MORI chairman Sir Robert Worcester analyses the latest opinion poll data.
Young people and their 'apathy' at the last election caused much hand-wringing among both politicians and the media who were quick to blame the opinion polls' indication that there would be a second Labour landslide, causing many people not to vote.
This conveniently overlooked the fact that in the 1997 election everyone expected Labour's 179 seat landslide, and got it on a turnout of 71.5 per cent, as everyone also did in 1983 when Mrs Thatcher's 143 majority was the result on a turnout of 72.7 per cent.
Both of these were lower than the post-war average of just over 76 per cent, but until the past two elections there was no 'long term' decline.
UK General Election Turnout Since 1945
My column in Profile, the membership magazine of the Chartered Institute of Public Relations, for March/April has just been published, and looks into this problem. In it, I reported that the work we did for the Electoral Commission immediately following the last election quickly showed there was no decline in interest in politics in 2001. Asking the same question measuring political interest going back to 1973 found no decline whatsoever — 60 per cent in 1973 and 59 per cent in 2001.
There was also a high (68 per cent) level in interest in news about the election.
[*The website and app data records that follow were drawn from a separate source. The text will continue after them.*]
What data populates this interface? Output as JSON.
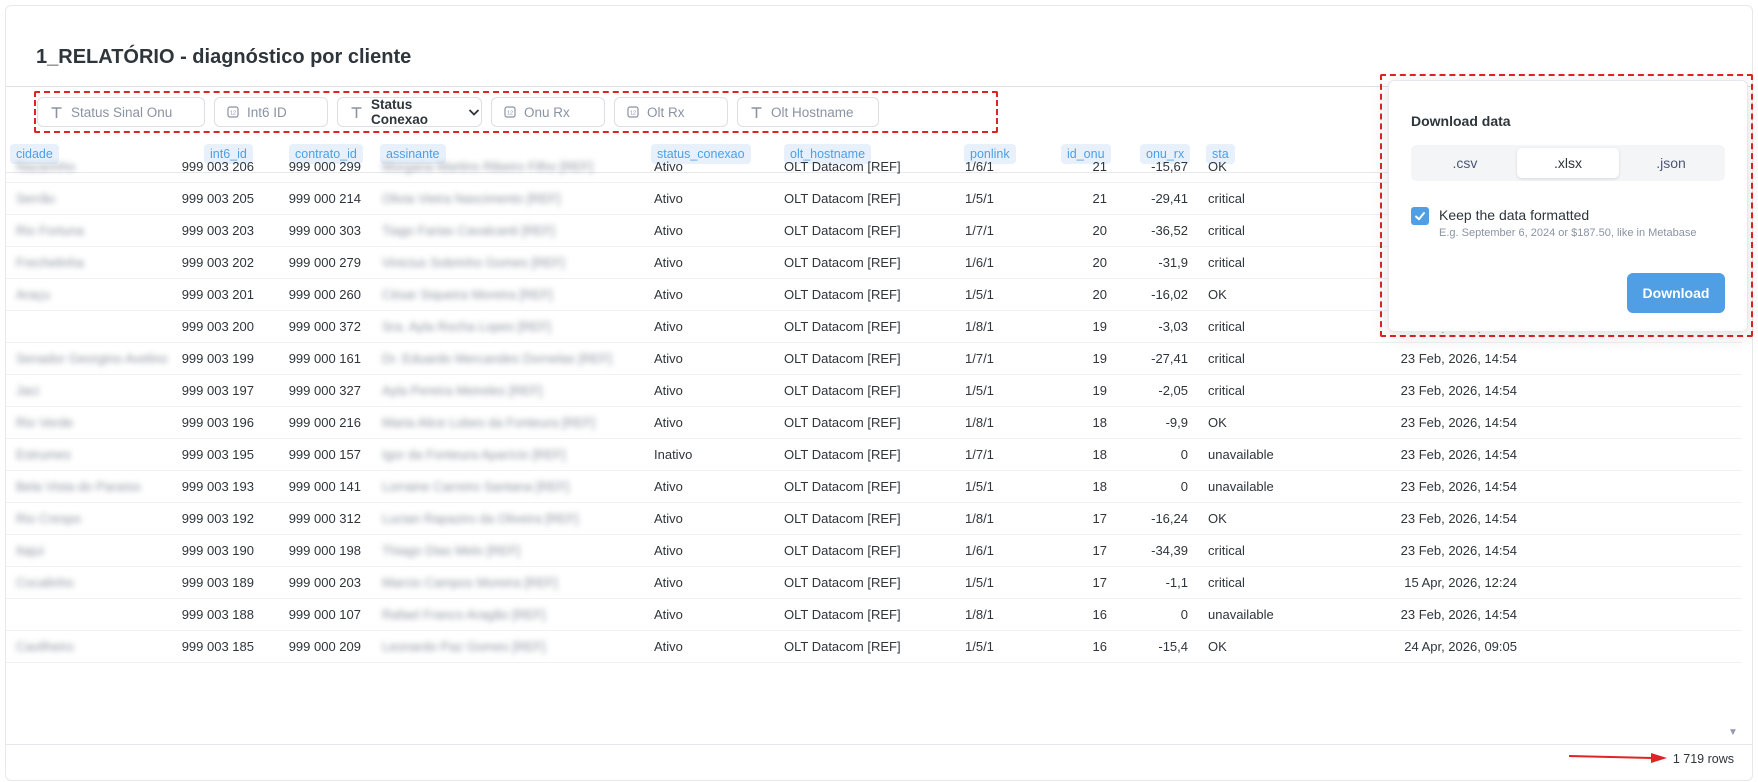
{
  "title": "1_RELATÓRIO - diagnóstico por cliente",
  "filters": [
    {
      "label": "Status Sinal Onu",
      "icon": "text-type-icon"
    },
    {
      "label": "Int6 ID",
      "icon": "number-type-icon"
    },
    {
      "label": "Status Conexao",
      "icon": "text-type-icon",
      "selected": true
    },
    {
      "label": "Onu Rx",
      "icon": "number-type-icon"
    },
    {
      "label": "Olt Rx",
      "icon": "number-type-icon"
    },
    {
      "label": "Olt Hostname",
      "icon": "text-type-icon"
    }
  ],
  "columns": [
    "cidade",
    "int6_id",
    "contrato_id",
    "assinante",
    "status_conexao",
    "olt_hostname",
    "ponlink",
    "id_onu",
    "onu_rx",
    "sta"
  ],
  "rows": [
    {
      "cidade": "Nazarinho",
      "int6_id": "999 003 206",
      "contrato_id": "999 000 299",
      "assinante": "Morgana Martins Ribeiro Filho [REF]",
      "status_conexao": "Ativo",
      "olt_hostname": "OLT Datacom [REF]",
      "ponlink": "1/6/1",
      "id_onu": "21",
      "onu_rx": "-15,67",
      "status": "OK",
      "updated": ""
    },
    {
      "cidade": "Serrão",
      "int6_id": "999 003 205",
      "contrato_id": "999 000 214",
      "assinante": "Olivia Vieira Nascimento [REF]",
      "status_conexao": "Ativo",
      "olt_hostname": "OLT Datacom [REF]",
      "ponlink": "1/5/1",
      "id_onu": "21",
      "onu_rx": "-29,41",
      "status": "critical",
      "updated": ""
    },
    {
      "cidade": "Rio Fortuna",
      "int6_id": "999 003 203",
      "contrato_id": "999 000 303",
      "assinante": "Tiago Farias Cavalcanti [REF]",
      "status_conexao": "Ativo",
      "olt_hostname": "OLT Datacom [REF]",
      "ponlink": "1/7/1",
      "id_onu": "20",
      "onu_rx": "-36,52",
      "status": "critical",
      "updated": ""
    },
    {
      "cidade": "Frechelinha",
      "int6_id": "999 003 202",
      "contrato_id": "999 000 279",
      "assinante": "Vinicius Sobrinho Gomes [REF]",
      "status_conexao": "Ativo",
      "olt_hostname": "OLT Datacom [REF]",
      "ponlink": "1/6/1",
      "id_onu": "20",
      "onu_rx": "-31,9",
      "status": "critical",
      "updated": ""
    },
    {
      "cidade": "Araçu",
      "int6_id": "999 003 201",
      "contrato_id": "999 000 260",
      "assinante": "César Siqueira Moreira [REF]",
      "status_conexao": "Ativo",
      "olt_hostname": "OLT Datacom [REF]",
      "ponlink": "1/5/1",
      "id_onu": "20",
      "onu_rx": "-16,02",
      "status": "OK",
      "updated": ""
    },
    {
      "cidade": "",
      "int6_id": "999 003 200",
      "contrato_id": "999 000 372",
      "assinante": "Sra. Ayla Rocha Lopes [REF]",
      "status_conexao": "Ativo",
      "olt_hostname": "OLT Datacom [REF]",
      "ponlink": "1/8/1",
      "id_onu": "19",
      "onu_rx": "-3,03",
      "status": "critical",
      "updated": "23 Feb, 2026, 14:54"
    },
    {
      "cidade": "Senador Georgino Avelino",
      "int6_id": "999 003 199",
      "contrato_id": "999 000 161",
      "assinante": "Dr. Eduardo Mercandes Dornelas [REF]",
      "status_conexao": "Ativo",
      "olt_hostname": "OLT Datacom [REF]",
      "ponlink": "1/7/1",
      "id_onu": "19",
      "onu_rx": "-27,41",
      "status": "critical",
      "updated": "23 Feb, 2026, 14:54"
    },
    {
      "cidade": "Jaci",
      "int6_id": "999 003 197",
      "contrato_id": "999 000 327",
      "assinante": "Ayla Pereira Meireles [REF]",
      "status_conexao": "Ativo",
      "olt_hostname": "OLT Datacom [REF]",
      "ponlink": "1/5/1",
      "id_onu": "19",
      "onu_rx": "-2,05",
      "status": "critical",
      "updated": "23 Feb, 2026, 14:54"
    },
    {
      "cidade": "Rio Verde",
      "int6_id": "999 003 196",
      "contrato_id": "999 000 216",
      "assinante": "Maria Alice Lobes da Fonteura [REF]",
      "status_conexao": "Ativo",
      "olt_hostname": "OLT Datacom [REF]",
      "ponlink": "1/8/1",
      "id_onu": "18",
      "onu_rx": "-9,9",
      "status": "OK",
      "updated": "23 Feb, 2026, 14:54"
    },
    {
      "cidade": "Estrumes",
      "int6_id": "999 003 195",
      "contrato_id": "999 000 157",
      "assinante": "Igor da Fonteura Aparício [REF]",
      "status_conexao": "Inativo",
      "olt_hostname": "OLT Datacom [REF]",
      "ponlink": "1/7/1",
      "id_onu": "18",
      "onu_rx": "0",
      "status": "unavailable",
      "updated": "23 Feb, 2026, 14:54"
    },
    {
      "cidade": "Bela Vista do Paraíso",
      "int6_id": "999 003 193",
      "contrato_id": "999 000 141",
      "assinante": "Lorraine Carreiro Santana [REF]",
      "status_conexao": "Ativo",
      "olt_hostname": "OLT Datacom [REF]",
      "ponlink": "1/5/1",
      "id_onu": "18",
      "onu_rx": "0",
      "status": "unavailable",
      "updated": "23 Feb, 2026, 14:54"
    },
    {
      "cidade": "Rio Crespo",
      "int6_id": "999 003 192",
      "contrato_id": "999 000 312",
      "assinante": "Lucian Rapaziro da Oliveira [REF]",
      "status_conexao": "Ativo",
      "olt_hostname": "OLT Datacom [REF]",
      "ponlink": "1/8/1",
      "id_onu": "17",
      "onu_rx": "-16,24",
      "status": "OK",
      "updated": "23 Feb, 2026, 14:54"
    },
    {
      "cidade": "Itajuí",
      "int6_id": "999 003 190",
      "contrato_id": "999 000 198",
      "assinante": "Thiago Dias Melo [REF]",
      "status_conexao": "Ativo",
      "olt_hostname": "OLT Datacom [REF]",
      "ponlink": "1/6/1",
      "id_onu": "17",
      "onu_rx": "-34,39",
      "status": "critical",
      "updated": "23 Feb, 2026, 14:54"
    },
    {
      "cidade": "Cocalinho",
      "int6_id": "999 003 189",
      "contrato_id": "999 000 203",
      "assinante": "Marcio Campos Moreira [REF]",
      "status_conexao": "Ativo",
      "olt_hostname": "OLT Datacom [REF]",
      "ponlink": "1/5/1",
      "id_onu": "17",
      "onu_rx": "-1,1",
      "status": "critical",
      "updated": "15 Apr, 2026, 12:24"
    },
    {
      "cidade": "",
      "int6_id": "999 003 188",
      "contrato_id": "999 000 107",
      "assinante": "Rafael Franco Aragão [REF]",
      "status_conexao": "Ativo",
      "olt_hostname": "OLT Datacom [REF]",
      "ponlink": "1/8/1",
      "id_onu": "16",
      "onu_rx": "0",
      "status": "unavailable",
      "updated": "23 Feb, 2026, 14:54"
    },
    {
      "cidade": "Cavilheiro",
      "int6_id": "999 003 185",
      "contrato_id": "999 000 209",
      "assinante": "Leonardo Paz Gomes [REF]",
      "status_conexao": "Ativo",
      "olt_hostname": "OLT Datacom [REF]",
      "ponlink": "1/5/1",
      "id_onu": "16",
      "onu_rx": "-15,4",
      "status": "OK",
      "updated": "24 Apr, 2026, 09:05"
    }
  ],
  "row_count": "1 719 rows",
  "download": {
    "title": "Download data",
    "formats": [
      ".csv",
      ".xlsx",
      ".json"
    ],
    "selected_format": ".xlsx",
    "keep_formatted_label": "Keep the data formatted",
    "keep_formatted_hint": "E.g. September 6, 2024 or $187.50, like in Metabase",
    "keep_formatted": true,
    "button_label": "Download"
  },
  "colors": {
    "accent": "#509ee3",
    "annotation": "#e02424",
    "header_bg": "#e8f1fb"
  }
}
What was different then? Only 30 per cent said they thought it was an interesting election.
This was true in spades among the youth vote. While 70 per cent of the over-65 cohort voted in 2001, a respectable figure, only 39 per cent of the young, 18 to 24, voted.
They thought the election wasn't interesting, and most had made up their minds not to vote before the election ever began, and saw no reason to change their minds during the campaign.
Why? The same suits, worn by the same few men, avoiding (as the public sees it) journalists' (shouted and interrupting) questions, refusing to meet with 'ordinary people' and sanitised meetings restricted to carefully chosen party loyalists.
Despite much promise of altered formats by both politicians and the media, there has been little change in the parties' tight control of their conferences and walkabouts, John Prescott and Tony Blair's recent confrontations excepted.
The media's response is to have reporters leaping into helicopters (while the BBC lays off many of its news staff), with other journos riding barges and battle buses to confront politicians on the stump. Gimmicks.
The result? Another likely low turnout from young people, and while those 55 and over represent a third of electors, they'll likely be nearly half of those who vote on 5 May.